Beyond this, a little bit of information may be gained from Mr. Nakajima's Atari vaxmail messages. When he first joined the company, he asked employees not to censor their messages as "Uncensored messages are the ones [that are] actually fun to read." He seems to have been a decent golfer, taking third place in the May 1991 Atari Classic Golf Tournament and received recognition for being closest to the pin. On June 19th, 1992, he was dunked in the 'dunk your favorite executive' game for charity to the Children's Society of California. He also approved of the 20th Anniversary Atari jackets and held obligatory team meetings in the Atari Games cafeteria as per the company's corporate culture. To learn more about Mr. Nakajima's role in the industry though, we of necessity have to refer to his role at Atari Games as recorded by Steven Kent, beginning with his history at Namco.
Mr. Nakajima was hired by Nolan Bushnell to become general manager of Atari Japan in 1973 and worked with Masaya Nakamura in the early days of Namco. The two attended trade shows around the world to promote their products and seek new opportunities. Mr. Nakajima became president of Atari Games in 1987 after Mr. Nakamura sold his stock in the company following the Time Warner shakeup. Under his ownership, Mr. Nakajima created Tengen as a subsidiary of Atari Games as they were unable to use the Atari name on home entertainment products due to licensing issues. Following Atari tradition, the name Tengen refers to the center of a Go board. Under this name, Atari Games published Atari's arcade games such as Gauntlet for the Nintendo Entertainment System (NES) and other platforms, and also licensed for the NES Sega arcade games such as Afterburner and Shinobi, and Namco games such as Pac-Man and Rolling Thunder.
Due to the importance of Atari's previous track record in the games industry, Mr. Nakajima requested of Nintendo that his company have special privileges to get around the company's strict publishing rules for the NES, to be allowed to publish more than five games a year and to publish those titles for other platforms sooner than two years. Mr. Nakajima's request was rejected and Tengen began taking measures into its own hands to bypass the NES's copyright protection chip, 10NES, through the development of their own Rabbit chip, releasing their games in custom black cartridges.

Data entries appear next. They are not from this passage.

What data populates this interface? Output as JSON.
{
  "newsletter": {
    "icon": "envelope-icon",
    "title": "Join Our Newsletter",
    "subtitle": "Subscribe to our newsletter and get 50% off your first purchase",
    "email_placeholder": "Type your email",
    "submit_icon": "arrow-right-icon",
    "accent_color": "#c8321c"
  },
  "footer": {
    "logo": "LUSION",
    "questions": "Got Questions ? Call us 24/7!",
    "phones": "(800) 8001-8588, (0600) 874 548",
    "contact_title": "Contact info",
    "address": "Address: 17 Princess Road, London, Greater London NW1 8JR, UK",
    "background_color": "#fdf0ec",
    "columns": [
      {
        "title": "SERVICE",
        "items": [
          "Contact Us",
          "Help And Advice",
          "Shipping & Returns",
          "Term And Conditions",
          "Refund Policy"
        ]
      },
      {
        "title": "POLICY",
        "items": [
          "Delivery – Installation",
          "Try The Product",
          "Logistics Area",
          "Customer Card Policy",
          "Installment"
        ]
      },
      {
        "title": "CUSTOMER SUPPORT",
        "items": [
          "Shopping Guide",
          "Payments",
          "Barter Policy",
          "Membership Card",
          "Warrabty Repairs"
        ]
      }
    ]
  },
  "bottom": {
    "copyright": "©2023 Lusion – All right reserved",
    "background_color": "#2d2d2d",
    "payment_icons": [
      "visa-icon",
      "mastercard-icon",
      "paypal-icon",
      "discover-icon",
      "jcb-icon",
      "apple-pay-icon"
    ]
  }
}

Under Mr. Nakajima, Atari aggressively filed an antimonopoly suit against Nintendo on December 12, 1988. Nintendo countersued in November 1989 claiming Tengen was guilty of â€œpatent infringement, breach of contract, unfair competition, and tortious interference with contract.â€ Nintendo also warned retailers not to carry Tengen products. The courts ruled in Nintendo's favor, arguing that while the data produced by the 10NES copyright protection chip was not protected under copyright law (only the program could be protected, not the data it produced), Nintendo had demonstrated that Atari had copied the code of the 10NES for their Rabbit chip rather than reverse-engineering it as the company claimed, infringing copyright. Whether he was bitter over his relationship with Nintendo or truly believed his company was in the right, Mr. Nakajima continued to insist his company's innocence and Nintendo's unfair business practices.
Nintendo later successfully sued Atari Games over Tengen's Tetris, firmly securing their publishing rights to the famous puzzle game by November 1989. Mr. Nakajima continued to run Atari into the 1990s, during which time he managed the production of Hard Drivin' (1988) and Street Drivin' (1993). Tengen closed after Time Warner purchased the Atari Corporation in 1993. Mr. Nakajima died of lung cancer on July 11, 1994.
- Devin Monnens
- Hard Drivin' -management- (1988)
- Street Drivin' -management- (1993)
- 1985-1993 â€“ President, Atari Games
Links and Sources
- US International Trade Commission document that mentions him in a hearing regarding copyrights to Namco arcade games Wiz, Rally-X, and Pac-Man
- Court document regarding distribution of games in Australia with Avel
- mentioned in an old RePlay interview
- The Ultimate History of Video Games (371-381)
- Atari vaxmail files